Web page and app entries

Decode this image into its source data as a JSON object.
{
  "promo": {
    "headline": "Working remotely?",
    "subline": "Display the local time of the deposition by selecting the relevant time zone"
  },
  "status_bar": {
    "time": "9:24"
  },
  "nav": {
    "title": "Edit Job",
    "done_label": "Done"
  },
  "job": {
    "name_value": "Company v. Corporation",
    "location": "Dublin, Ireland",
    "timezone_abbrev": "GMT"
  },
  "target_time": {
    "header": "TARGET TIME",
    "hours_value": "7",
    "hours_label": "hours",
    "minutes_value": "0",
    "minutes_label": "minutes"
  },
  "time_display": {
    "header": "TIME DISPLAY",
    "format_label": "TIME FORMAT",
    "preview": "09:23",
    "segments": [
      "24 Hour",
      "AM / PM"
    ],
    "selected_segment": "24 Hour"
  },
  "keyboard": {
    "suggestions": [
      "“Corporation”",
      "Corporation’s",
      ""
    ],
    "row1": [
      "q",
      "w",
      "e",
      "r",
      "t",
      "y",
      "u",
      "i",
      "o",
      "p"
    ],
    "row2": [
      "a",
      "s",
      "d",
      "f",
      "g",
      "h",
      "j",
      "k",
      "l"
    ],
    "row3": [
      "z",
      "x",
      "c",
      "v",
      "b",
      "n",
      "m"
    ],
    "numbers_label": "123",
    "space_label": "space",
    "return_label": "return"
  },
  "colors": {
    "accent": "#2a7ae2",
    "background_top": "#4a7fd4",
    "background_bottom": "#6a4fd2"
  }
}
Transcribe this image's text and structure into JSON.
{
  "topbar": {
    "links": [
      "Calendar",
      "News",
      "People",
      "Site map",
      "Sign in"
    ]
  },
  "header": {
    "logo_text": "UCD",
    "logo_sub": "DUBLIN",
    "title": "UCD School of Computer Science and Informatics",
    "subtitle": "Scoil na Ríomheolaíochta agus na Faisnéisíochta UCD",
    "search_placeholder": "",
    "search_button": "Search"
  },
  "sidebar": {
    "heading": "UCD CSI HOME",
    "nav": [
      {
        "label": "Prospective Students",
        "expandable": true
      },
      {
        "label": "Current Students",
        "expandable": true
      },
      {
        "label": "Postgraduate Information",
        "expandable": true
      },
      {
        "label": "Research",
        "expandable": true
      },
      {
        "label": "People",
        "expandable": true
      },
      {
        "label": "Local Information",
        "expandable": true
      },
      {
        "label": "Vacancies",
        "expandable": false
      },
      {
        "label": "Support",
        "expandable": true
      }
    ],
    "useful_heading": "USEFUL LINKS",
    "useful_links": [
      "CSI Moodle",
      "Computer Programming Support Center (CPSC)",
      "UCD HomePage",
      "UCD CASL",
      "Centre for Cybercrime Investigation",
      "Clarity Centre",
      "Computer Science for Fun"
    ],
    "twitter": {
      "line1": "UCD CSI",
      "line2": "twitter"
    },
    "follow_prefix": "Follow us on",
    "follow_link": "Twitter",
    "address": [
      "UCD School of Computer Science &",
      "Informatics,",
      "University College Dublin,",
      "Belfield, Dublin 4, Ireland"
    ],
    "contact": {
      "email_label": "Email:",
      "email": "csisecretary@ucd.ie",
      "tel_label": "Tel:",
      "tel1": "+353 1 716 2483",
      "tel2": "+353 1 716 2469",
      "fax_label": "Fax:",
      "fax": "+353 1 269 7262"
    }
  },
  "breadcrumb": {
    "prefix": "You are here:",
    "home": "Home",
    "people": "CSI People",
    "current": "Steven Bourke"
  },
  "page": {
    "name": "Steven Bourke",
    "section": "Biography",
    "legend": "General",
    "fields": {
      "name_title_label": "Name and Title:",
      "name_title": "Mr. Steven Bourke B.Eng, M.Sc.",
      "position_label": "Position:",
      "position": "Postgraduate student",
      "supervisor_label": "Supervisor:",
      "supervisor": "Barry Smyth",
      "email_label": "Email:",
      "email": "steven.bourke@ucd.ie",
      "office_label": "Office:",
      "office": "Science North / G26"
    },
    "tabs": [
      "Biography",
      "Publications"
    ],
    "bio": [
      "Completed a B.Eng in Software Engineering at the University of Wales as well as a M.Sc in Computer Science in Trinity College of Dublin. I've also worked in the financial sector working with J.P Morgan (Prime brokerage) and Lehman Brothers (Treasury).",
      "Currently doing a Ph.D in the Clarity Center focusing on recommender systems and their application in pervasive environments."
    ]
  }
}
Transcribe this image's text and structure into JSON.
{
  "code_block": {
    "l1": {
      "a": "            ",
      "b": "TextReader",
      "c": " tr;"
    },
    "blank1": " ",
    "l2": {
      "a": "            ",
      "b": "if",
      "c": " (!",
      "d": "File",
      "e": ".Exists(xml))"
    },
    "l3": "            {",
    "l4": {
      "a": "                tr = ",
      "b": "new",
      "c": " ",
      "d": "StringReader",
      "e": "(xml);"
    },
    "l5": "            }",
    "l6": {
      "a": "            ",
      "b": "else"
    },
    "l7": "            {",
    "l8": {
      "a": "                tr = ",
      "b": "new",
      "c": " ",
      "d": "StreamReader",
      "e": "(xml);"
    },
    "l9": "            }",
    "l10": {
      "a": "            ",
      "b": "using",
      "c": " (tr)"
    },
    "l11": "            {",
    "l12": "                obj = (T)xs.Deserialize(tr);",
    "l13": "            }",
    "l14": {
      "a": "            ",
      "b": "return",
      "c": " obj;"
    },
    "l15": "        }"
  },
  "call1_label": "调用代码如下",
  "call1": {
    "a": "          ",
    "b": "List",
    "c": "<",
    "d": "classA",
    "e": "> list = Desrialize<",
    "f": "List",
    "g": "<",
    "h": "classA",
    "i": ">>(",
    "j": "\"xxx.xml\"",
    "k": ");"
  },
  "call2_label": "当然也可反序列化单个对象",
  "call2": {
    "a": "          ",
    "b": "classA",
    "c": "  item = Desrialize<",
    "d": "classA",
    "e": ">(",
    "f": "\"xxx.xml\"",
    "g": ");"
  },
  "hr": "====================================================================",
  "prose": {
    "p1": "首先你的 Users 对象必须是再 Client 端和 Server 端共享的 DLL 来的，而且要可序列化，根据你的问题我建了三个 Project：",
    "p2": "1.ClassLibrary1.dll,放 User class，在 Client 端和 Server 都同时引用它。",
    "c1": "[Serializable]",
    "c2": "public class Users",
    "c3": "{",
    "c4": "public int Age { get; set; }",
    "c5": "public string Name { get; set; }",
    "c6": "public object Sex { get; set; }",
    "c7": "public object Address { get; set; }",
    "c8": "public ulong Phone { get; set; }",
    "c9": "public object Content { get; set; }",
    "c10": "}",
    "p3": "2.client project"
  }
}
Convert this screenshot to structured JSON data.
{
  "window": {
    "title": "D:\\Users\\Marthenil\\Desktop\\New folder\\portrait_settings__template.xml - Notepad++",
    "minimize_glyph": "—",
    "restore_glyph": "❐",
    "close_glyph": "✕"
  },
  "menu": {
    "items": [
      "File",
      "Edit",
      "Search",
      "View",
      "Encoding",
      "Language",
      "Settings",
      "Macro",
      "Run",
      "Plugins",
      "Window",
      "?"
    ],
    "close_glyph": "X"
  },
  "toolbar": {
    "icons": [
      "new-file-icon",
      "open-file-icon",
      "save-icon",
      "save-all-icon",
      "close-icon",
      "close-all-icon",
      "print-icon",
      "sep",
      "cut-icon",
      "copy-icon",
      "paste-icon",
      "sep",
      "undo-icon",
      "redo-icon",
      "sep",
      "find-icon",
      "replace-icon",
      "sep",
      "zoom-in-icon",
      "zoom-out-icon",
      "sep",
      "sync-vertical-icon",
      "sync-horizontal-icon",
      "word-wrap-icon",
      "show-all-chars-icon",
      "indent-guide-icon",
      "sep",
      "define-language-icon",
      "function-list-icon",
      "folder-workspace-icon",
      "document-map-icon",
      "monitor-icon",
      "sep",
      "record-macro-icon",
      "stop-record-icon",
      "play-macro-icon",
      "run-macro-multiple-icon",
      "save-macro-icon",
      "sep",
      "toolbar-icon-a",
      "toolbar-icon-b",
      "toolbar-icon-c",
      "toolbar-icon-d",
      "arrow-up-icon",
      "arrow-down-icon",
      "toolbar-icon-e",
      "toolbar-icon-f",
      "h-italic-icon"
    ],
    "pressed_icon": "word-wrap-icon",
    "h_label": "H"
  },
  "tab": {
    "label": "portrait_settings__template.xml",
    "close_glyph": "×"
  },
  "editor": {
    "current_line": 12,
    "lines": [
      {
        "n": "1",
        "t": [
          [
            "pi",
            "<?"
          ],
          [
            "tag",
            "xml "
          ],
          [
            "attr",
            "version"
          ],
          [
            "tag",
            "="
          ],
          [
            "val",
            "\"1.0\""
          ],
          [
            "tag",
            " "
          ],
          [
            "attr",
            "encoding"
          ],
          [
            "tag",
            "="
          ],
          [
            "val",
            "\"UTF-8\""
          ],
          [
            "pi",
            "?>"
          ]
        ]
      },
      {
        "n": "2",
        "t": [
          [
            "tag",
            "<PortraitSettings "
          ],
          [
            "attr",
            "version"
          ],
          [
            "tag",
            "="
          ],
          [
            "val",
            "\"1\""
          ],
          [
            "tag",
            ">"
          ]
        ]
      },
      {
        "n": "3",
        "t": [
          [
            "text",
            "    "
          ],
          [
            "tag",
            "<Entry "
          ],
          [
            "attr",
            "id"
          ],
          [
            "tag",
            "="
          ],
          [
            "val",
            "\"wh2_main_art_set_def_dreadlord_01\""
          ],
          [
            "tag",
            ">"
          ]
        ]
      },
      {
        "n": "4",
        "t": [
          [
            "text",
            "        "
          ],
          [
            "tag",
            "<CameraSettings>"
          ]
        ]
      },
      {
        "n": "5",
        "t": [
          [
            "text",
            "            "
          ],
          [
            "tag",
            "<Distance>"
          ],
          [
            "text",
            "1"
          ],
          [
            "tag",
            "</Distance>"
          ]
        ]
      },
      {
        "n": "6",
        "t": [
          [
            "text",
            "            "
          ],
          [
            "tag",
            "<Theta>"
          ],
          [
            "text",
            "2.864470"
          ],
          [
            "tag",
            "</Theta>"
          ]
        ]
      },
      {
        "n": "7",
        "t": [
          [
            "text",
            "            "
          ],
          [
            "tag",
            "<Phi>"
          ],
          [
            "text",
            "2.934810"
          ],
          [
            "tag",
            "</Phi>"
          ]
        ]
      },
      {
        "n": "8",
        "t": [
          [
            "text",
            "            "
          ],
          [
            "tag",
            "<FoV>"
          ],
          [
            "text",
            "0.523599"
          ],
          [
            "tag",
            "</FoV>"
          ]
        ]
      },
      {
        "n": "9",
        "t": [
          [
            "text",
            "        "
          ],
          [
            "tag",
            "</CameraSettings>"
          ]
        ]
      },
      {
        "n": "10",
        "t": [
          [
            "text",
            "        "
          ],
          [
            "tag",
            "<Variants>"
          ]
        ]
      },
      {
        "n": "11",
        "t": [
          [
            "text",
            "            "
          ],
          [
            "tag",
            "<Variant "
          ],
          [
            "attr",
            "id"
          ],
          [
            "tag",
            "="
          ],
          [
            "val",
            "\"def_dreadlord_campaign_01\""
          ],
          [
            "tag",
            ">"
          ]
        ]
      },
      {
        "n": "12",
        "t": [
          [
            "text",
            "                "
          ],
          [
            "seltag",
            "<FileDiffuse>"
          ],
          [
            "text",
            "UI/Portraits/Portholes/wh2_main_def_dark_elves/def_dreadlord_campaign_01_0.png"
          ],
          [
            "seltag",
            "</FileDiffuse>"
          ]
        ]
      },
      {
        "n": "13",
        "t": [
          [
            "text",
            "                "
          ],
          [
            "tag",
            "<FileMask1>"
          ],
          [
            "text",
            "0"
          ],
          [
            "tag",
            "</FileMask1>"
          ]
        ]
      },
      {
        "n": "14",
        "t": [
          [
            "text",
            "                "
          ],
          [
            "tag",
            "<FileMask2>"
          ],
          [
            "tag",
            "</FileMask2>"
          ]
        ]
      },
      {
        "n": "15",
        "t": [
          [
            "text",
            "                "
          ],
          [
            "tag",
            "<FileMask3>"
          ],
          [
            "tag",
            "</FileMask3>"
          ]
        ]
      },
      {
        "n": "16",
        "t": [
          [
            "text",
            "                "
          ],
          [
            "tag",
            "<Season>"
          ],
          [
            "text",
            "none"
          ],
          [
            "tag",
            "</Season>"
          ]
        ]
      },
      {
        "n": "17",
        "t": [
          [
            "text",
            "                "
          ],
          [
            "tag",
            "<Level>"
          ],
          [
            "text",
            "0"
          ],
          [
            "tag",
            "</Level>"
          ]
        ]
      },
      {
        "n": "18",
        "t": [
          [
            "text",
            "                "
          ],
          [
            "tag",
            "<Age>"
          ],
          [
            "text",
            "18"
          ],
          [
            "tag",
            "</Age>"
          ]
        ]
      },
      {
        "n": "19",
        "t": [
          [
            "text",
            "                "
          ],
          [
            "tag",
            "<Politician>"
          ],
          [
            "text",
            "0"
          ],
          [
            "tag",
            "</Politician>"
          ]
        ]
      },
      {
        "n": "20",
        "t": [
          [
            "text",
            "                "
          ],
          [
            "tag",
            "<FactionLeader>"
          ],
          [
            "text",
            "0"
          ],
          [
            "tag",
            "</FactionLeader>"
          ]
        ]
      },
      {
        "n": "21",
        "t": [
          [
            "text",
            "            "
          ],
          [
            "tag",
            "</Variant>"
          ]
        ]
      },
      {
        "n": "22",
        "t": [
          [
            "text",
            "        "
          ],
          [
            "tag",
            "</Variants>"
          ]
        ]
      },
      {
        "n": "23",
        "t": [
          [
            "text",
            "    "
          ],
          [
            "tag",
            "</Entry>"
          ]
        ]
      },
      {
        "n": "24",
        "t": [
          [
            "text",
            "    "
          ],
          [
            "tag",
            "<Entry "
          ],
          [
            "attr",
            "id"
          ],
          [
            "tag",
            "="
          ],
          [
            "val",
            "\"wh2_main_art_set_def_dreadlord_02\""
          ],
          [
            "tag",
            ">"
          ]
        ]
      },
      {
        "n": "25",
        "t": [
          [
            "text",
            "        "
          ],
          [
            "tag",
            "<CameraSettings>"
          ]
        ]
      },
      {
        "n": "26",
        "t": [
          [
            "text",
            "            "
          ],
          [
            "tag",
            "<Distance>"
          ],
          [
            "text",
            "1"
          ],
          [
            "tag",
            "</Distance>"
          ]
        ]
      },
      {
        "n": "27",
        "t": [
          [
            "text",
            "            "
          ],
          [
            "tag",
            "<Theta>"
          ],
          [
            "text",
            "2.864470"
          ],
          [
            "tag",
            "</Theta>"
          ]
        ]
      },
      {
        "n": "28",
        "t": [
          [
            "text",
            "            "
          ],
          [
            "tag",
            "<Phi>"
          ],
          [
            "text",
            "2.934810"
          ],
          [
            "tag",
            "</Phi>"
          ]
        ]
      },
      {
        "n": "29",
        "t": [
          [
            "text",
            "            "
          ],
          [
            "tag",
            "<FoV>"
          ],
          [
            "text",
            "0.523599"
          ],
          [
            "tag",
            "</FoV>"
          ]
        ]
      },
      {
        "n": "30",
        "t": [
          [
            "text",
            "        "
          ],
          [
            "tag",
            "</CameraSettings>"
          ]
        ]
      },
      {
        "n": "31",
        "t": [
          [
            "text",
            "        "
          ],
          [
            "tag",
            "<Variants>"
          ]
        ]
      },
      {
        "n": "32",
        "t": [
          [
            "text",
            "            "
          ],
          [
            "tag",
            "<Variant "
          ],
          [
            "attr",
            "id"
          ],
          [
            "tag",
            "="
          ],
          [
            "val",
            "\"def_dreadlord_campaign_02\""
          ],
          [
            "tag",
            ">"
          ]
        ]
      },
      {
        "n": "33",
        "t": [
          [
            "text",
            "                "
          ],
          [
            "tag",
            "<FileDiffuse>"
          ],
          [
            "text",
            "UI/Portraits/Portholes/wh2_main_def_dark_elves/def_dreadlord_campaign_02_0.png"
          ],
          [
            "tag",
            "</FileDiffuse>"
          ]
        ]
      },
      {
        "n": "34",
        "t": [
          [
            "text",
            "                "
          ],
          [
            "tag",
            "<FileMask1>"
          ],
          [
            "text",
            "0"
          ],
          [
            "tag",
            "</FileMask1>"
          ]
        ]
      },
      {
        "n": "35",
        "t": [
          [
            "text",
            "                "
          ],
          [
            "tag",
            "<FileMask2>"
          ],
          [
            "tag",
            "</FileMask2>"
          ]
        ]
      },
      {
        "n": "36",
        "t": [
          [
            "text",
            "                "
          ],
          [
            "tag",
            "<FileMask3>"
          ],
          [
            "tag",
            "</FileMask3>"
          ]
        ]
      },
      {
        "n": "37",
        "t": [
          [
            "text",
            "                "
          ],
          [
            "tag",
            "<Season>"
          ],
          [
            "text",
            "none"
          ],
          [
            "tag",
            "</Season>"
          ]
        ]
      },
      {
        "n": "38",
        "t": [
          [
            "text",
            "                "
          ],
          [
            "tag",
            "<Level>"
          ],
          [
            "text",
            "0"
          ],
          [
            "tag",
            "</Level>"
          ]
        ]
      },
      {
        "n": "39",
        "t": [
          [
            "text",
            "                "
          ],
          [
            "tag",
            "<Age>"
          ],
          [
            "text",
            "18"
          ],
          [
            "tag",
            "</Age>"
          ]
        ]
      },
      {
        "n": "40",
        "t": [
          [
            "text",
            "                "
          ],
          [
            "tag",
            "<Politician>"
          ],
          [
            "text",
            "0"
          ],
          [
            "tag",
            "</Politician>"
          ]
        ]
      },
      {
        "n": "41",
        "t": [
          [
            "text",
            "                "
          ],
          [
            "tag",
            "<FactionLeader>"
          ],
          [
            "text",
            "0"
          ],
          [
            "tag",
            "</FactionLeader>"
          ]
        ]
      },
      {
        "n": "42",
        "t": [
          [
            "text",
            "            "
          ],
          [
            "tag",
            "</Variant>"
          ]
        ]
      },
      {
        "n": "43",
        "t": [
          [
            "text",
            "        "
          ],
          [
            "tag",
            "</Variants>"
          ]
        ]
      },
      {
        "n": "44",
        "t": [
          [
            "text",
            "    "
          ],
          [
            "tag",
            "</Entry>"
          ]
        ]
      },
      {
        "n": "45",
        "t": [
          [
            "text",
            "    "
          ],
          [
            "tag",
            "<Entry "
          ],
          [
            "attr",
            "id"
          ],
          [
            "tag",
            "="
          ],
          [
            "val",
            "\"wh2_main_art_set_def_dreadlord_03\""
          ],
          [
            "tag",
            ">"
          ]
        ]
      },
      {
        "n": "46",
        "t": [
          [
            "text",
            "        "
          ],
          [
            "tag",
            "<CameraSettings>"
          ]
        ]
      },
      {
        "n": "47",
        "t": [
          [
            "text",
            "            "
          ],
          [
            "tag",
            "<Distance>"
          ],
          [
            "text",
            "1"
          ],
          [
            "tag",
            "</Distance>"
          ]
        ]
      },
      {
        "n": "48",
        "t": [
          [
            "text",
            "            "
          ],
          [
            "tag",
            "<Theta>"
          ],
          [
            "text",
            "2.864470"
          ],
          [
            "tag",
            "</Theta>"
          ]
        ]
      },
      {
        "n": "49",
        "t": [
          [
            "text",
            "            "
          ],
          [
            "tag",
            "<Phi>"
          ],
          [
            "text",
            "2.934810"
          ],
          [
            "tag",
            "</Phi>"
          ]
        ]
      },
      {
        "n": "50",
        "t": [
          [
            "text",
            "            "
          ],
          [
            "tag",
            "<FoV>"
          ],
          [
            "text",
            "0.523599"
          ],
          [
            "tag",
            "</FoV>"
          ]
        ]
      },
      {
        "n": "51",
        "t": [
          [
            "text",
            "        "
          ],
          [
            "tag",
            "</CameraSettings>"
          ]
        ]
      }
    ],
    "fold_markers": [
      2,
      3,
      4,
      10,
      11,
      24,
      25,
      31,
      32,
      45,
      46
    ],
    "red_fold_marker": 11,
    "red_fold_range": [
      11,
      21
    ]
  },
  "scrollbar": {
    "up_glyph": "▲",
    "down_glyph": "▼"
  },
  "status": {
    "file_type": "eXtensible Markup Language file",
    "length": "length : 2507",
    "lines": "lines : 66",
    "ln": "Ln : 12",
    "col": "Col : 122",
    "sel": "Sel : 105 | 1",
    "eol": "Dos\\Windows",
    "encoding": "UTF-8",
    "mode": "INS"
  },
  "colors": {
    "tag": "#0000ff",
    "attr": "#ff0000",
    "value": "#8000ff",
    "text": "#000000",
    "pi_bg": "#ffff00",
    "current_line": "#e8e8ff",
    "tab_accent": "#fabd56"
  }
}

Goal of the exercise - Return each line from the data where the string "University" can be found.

Result -
      "University College Dublin,",
      "Completed a B.Eng in Software Engineering at the University of Wales as well as a M.Sc in Computer Science in Trinity College of Dublin. I've also worked in the financial sector working with J.P Morgan (Prime brokerage) and Lehman Brothers (Treasury).",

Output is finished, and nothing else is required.